Globally, Goal 3 of the UN’s Sustainable Development Goals aims to reduce the global maternal mortality rate to less than 70 per 100,000 births, with each country reducing their maternal mortality rates to less than two-thirds of their baseline in 2010. To achieve this goal, the UN aims to increase the number of births attended by skilled birth attendants and reduce the number of adolescent pregnancies. Strides have been taken to reach these goals, as 81% of births were attended by a skilled birth attendant worldwide between 2014-2019, compared to just 64% between 2000-2005.
There is a long way to go to improve maternal healthcare globally, and substantial financial and social investments need to be made to achieve real change. Additionally, the intersectionality affecting inequalities in maternal healthcare must be addressed rather than be swept under the carpet. However, not all hope is lost. In the last couple of years inequalities in women’s health, and specifically maternal healthcare, have made their way into mainstream media so wider audiences are being educated on the issues faced by mothers worldwide. Whilst this itself will not solve the problem, it’s a significant step in encouraging the public and their governments to do better, and improve the lives of pregnant women and mothers worldwide.
It’s important for all parents-to-be to educate themselves about childbirth to ensure they can advocate for themselves in healthcare settings! Below are some links to educational resources:

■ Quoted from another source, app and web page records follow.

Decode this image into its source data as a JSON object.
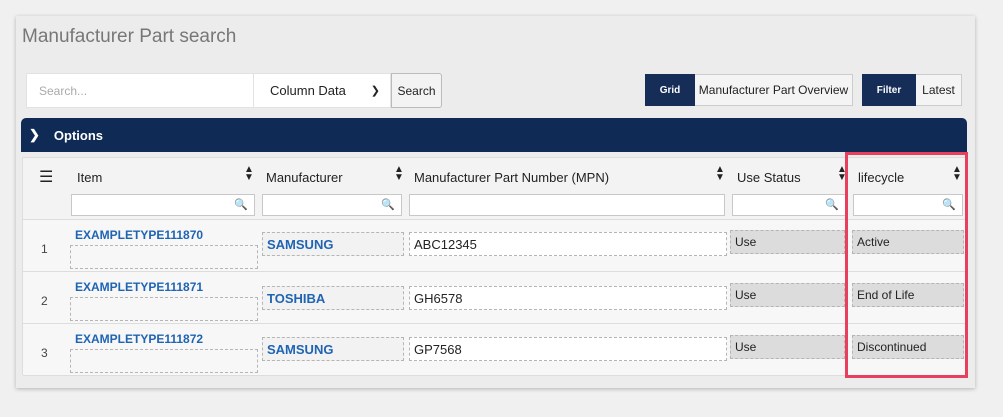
{
  "page": {
    "title": "Manufacturer Part search"
  },
  "search": {
    "placeholder": "Search...",
    "column_select": "Column Data",
    "button": "Search"
  },
  "view_toggle": {
    "grid": "Grid",
    "overview": "Manufacturer Part Overview"
  },
  "filter_toggle": {
    "filter": "Filter",
    "latest": "Latest"
  },
  "options": {
    "label": "Options"
  },
  "grid": {
    "columns": [
      "Item",
      "Manufacturer",
      "Manufacturer Part Number (MPN)",
      "Use Status",
      "lifecycle"
    ],
    "rows": [
      {
        "num": "1",
        "item": "EXAMPLETYPE111870",
        "manufacturer": "SAMSUNG",
        "mpn": "ABC12345",
        "use_status": "Use",
        "lifecycle": "Active"
      },
      {
        "num": "2",
        "item": "EXAMPLETYPE111871",
        "manufacturer": "TOSHIBA",
        "mpn": "GH6578",
        "use_status": "Use",
        "lifecycle": "End of Life"
      },
      {
        "num": "3",
        "item": "EXAMPLETYPE111872",
        "manufacturer": "SAMSUNG",
        "mpn": "GP7568",
        "use_status": "Use",
        "lifecycle": "Discontinued"
      }
    ]
  },
  "colors": {
    "navy": "#0f2a55",
    "link": "#1f64b3",
    "highlight": "#e83f5f"
  }
}
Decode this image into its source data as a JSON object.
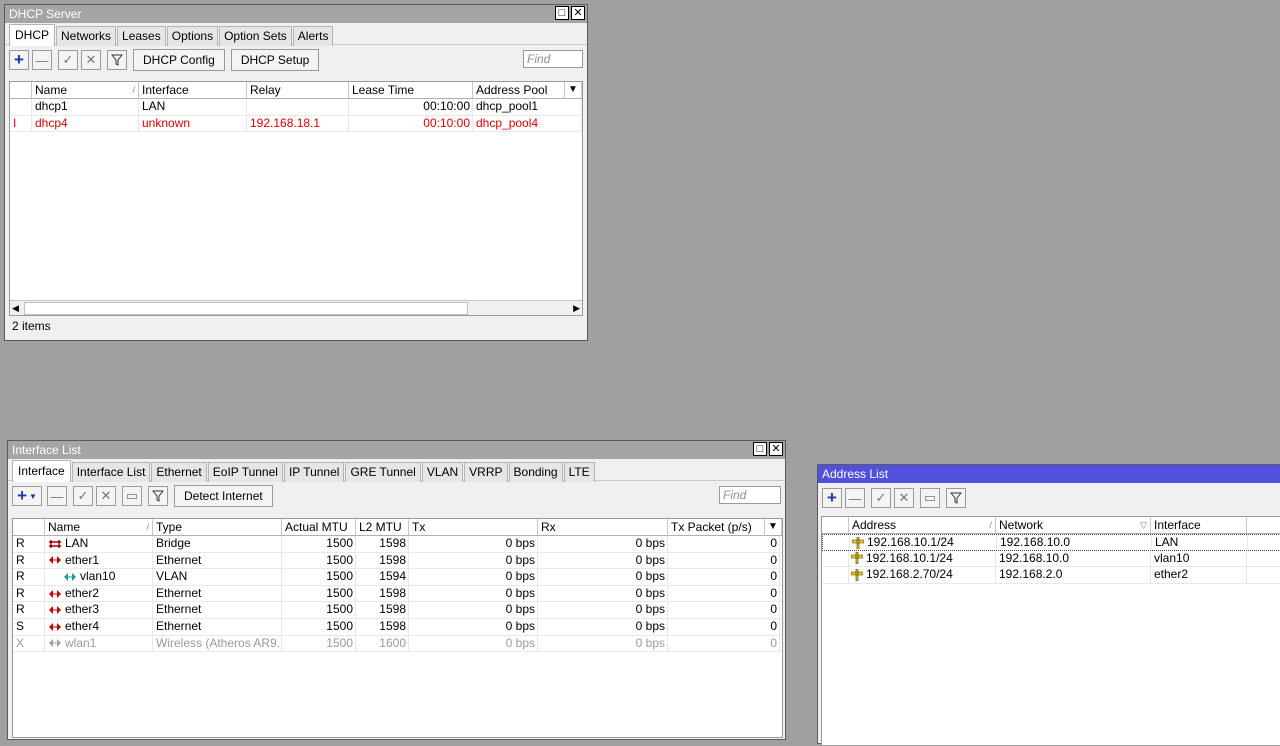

Choices In Childbirth:
choicesinchildbirth.org; provides educational resources for expectant mothers
www.bestbeginnings.org.uk/black-and-ethnic-minority-families; provides educational links to resources for different minority groups
birth-ed.co.uk/; provides paid-for courses in the UK and free online educational resources
belovedbumps.sg/; provides courses & online resources for mothers-to-be in Singapore